The combined event was where the athletes rose to the occasion. Dennis shot and ran himself into 11th place against the best field in the world while Nathan received a lesson in how much more work he needs to do to be competitive in the running discipline falling to 27th place. However we need to underscore the fact the men competed to the best level in years and showed us that our men’s program may have a future as bright as our women’s.
The first relay was the Mixed relay event consisting of 20 nations qualified and which is still under consideration to be an Olympic event in 2016. Team USA consisted of US senior national champions Margaux Isaksen paired with Nathan Schrimsher. Again, these fine athletes showed the world just how far the USA has come in recent years. Their fencing result exceeded expectations by over 100 points. They swam well and then entered the riding event as one of the favorites. Each athlete pulled one rail over a challenging course and entered the combined event in 5th place. Against very strong teams the USA stayed the course, shot and ran well and were able to hold onto their 5th place ranking.
In the remaining women’s and men’s relays Team USA took the opportunity to use these events as a way to gain more experience for our athletes. In both relays there were ups and downs seemingly in each discipline.

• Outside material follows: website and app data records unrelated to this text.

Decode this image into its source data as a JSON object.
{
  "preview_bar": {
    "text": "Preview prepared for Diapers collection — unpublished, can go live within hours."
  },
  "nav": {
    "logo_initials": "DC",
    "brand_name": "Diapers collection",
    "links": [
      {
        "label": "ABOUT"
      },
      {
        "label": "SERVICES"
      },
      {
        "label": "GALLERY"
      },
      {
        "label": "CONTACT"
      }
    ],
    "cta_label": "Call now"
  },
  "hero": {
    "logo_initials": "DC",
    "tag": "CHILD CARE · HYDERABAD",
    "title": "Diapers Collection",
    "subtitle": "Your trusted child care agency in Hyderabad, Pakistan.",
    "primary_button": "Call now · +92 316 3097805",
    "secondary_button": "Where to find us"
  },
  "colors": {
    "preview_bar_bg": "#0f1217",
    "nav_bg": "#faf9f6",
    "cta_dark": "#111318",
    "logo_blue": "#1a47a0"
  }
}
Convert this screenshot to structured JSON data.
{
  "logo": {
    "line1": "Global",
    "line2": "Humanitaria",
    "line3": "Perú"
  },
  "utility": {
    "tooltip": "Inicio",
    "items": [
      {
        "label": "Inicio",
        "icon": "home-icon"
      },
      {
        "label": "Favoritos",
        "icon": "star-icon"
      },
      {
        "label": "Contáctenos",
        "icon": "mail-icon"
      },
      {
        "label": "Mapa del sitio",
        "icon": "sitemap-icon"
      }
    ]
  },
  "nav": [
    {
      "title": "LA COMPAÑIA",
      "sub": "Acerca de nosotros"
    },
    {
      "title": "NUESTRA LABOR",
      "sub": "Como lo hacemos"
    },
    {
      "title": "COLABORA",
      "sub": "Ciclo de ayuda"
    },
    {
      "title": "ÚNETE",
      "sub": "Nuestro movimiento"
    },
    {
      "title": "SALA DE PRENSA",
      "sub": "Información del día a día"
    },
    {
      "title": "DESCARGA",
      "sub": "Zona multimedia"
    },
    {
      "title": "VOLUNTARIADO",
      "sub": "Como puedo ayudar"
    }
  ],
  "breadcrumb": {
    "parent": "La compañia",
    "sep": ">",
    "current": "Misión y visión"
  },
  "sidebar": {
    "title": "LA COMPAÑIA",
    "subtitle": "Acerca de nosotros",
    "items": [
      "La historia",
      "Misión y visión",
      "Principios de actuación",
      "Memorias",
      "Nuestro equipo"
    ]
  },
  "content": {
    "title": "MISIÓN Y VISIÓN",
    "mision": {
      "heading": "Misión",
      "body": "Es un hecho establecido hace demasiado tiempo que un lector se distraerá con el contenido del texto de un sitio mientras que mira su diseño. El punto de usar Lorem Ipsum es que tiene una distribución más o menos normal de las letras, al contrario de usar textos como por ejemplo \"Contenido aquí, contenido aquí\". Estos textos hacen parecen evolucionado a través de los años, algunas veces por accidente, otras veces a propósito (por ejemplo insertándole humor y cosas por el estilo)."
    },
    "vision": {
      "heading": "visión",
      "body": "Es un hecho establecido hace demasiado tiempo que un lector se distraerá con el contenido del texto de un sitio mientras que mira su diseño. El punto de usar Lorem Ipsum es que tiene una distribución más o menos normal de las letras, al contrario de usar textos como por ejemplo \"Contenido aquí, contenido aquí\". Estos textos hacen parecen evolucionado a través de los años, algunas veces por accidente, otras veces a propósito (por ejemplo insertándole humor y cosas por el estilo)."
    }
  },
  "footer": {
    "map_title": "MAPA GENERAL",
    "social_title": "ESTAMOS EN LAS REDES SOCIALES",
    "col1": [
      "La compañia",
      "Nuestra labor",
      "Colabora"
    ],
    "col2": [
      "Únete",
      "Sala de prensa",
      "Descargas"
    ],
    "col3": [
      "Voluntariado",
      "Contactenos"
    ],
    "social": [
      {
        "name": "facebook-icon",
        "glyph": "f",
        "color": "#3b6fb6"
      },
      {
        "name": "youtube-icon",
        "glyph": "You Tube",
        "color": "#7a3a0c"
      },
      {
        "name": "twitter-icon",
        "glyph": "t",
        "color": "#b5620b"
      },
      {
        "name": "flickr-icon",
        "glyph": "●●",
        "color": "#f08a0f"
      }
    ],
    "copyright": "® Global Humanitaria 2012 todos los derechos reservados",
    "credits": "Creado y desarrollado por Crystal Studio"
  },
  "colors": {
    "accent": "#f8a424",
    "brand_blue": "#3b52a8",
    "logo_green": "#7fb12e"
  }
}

It is fair to say that the experience gained in these relays was invaluable and will be an important stepping stone in the careers of every team member.